(Data records)
BEGIN

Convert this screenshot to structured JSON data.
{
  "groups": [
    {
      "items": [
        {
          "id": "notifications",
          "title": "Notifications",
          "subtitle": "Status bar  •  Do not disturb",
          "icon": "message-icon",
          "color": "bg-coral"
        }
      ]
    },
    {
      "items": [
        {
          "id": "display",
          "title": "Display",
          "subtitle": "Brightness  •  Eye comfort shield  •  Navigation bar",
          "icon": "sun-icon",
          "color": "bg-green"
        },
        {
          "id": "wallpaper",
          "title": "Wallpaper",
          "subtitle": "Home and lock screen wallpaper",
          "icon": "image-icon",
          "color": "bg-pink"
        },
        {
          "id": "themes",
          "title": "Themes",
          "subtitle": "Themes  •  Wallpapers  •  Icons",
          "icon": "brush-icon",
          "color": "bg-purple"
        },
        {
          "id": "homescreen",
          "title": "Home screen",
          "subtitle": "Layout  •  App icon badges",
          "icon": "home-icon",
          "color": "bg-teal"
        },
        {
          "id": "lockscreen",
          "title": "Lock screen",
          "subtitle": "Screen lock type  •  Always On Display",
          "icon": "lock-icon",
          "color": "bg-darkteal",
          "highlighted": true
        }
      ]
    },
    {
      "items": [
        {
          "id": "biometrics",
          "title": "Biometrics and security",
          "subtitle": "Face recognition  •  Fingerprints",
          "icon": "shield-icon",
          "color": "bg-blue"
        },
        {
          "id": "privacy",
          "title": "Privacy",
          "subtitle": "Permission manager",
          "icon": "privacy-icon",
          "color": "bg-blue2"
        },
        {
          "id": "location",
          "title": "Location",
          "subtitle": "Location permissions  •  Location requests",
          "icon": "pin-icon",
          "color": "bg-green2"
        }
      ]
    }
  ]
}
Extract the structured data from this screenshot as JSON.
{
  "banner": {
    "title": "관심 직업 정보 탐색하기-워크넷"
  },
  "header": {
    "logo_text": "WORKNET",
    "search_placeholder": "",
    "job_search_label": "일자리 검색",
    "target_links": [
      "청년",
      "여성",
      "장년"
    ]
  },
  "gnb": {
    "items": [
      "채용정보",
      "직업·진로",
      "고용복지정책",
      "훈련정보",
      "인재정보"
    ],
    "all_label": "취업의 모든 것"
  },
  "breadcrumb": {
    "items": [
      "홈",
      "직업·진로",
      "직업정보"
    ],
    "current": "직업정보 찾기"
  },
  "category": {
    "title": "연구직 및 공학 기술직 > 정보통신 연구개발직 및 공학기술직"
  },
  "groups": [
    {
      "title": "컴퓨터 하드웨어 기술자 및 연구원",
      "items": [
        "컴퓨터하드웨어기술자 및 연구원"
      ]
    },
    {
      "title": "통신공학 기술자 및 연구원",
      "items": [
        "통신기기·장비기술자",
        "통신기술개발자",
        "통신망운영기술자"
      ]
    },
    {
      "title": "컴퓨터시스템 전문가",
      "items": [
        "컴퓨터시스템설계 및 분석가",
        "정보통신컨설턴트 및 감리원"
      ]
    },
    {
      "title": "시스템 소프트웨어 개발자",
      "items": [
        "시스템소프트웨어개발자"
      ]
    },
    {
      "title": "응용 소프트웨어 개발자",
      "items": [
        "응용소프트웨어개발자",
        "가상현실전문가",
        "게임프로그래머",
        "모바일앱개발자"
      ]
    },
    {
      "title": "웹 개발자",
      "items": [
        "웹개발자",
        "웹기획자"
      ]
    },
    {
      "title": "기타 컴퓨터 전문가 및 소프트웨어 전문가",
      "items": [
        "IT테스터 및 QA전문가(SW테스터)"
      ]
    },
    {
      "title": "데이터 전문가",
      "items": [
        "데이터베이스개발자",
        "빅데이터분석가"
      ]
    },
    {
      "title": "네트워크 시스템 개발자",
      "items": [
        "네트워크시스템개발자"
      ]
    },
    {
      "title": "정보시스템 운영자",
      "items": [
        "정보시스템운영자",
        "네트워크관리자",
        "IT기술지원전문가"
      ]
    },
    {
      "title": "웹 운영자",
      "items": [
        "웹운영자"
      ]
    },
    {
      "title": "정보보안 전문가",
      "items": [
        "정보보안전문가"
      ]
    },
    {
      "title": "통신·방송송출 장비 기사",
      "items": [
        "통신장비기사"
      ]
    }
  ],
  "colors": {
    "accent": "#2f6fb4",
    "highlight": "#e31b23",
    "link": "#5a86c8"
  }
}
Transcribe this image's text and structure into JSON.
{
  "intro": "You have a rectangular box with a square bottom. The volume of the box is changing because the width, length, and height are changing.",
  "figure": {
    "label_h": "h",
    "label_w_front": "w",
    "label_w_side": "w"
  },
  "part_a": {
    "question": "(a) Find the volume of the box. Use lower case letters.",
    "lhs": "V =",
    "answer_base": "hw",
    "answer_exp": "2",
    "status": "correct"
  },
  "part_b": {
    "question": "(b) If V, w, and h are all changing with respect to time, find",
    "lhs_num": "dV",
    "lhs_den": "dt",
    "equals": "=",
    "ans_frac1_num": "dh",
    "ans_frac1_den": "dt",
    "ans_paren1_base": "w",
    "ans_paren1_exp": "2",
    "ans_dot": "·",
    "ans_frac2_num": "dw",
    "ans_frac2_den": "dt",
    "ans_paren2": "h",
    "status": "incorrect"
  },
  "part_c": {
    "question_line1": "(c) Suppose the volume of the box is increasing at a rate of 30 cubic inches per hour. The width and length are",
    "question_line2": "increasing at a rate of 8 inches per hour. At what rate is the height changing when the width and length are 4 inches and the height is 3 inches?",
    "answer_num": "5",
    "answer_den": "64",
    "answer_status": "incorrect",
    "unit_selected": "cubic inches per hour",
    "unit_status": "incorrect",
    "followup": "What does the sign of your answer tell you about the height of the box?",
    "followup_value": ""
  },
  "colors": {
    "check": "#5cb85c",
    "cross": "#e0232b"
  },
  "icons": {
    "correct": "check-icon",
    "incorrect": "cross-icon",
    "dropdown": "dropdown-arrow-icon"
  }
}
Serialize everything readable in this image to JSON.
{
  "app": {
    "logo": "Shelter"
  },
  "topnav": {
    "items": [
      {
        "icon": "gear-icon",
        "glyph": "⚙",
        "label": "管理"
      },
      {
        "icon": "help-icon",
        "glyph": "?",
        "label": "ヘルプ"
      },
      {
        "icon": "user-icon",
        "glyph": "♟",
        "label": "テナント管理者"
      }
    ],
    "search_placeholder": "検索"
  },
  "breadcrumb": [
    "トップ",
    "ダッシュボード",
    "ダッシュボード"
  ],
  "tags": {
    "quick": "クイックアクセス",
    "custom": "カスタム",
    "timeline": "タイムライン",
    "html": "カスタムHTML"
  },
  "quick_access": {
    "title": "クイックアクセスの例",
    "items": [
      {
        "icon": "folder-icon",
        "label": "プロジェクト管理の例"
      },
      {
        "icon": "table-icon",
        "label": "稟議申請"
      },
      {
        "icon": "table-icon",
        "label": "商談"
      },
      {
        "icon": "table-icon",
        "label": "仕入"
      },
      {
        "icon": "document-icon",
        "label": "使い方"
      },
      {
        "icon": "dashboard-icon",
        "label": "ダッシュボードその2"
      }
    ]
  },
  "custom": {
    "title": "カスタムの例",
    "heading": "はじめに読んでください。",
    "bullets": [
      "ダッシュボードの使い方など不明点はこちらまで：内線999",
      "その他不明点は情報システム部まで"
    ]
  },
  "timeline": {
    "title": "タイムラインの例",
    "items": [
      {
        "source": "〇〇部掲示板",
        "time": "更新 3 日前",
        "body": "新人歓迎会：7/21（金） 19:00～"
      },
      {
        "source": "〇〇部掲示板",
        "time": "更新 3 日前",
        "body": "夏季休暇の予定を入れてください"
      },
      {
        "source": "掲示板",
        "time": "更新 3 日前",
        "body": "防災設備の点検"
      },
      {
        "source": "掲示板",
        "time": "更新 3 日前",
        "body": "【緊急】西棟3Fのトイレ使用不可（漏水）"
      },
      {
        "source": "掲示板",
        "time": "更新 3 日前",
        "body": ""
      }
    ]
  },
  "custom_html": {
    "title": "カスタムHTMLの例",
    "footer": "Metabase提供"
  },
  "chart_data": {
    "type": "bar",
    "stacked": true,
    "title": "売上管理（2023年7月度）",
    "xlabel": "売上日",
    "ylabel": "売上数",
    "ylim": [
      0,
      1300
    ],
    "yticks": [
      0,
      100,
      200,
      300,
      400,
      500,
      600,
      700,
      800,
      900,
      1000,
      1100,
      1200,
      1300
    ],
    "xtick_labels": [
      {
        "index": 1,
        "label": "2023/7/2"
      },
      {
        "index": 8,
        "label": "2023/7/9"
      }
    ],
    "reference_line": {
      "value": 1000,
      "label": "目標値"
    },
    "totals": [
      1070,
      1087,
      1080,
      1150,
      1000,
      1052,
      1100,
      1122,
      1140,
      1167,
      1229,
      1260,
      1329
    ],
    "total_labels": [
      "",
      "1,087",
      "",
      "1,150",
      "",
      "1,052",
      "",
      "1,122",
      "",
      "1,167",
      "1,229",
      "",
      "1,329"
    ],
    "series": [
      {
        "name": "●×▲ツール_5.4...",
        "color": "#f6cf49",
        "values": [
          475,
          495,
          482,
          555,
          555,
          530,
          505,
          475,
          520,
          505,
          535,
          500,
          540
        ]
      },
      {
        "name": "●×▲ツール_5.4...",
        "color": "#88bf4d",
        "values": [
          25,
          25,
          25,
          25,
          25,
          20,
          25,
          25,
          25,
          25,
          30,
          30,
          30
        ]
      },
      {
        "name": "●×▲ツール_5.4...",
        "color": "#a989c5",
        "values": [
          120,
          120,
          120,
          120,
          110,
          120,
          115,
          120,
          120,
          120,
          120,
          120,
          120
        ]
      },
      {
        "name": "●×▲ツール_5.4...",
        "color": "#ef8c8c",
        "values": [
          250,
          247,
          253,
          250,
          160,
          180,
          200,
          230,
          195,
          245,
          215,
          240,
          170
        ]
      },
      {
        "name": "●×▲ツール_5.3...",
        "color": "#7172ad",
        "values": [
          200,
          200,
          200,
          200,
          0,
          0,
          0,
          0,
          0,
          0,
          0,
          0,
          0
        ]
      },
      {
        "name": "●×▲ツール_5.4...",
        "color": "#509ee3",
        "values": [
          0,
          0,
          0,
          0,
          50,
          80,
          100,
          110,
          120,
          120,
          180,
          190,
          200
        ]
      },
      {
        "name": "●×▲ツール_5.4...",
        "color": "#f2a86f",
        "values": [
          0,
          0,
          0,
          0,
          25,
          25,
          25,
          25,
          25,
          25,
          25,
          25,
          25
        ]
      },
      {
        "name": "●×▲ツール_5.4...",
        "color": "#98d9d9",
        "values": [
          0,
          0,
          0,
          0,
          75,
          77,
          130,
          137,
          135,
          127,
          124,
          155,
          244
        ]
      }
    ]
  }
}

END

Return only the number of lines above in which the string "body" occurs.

5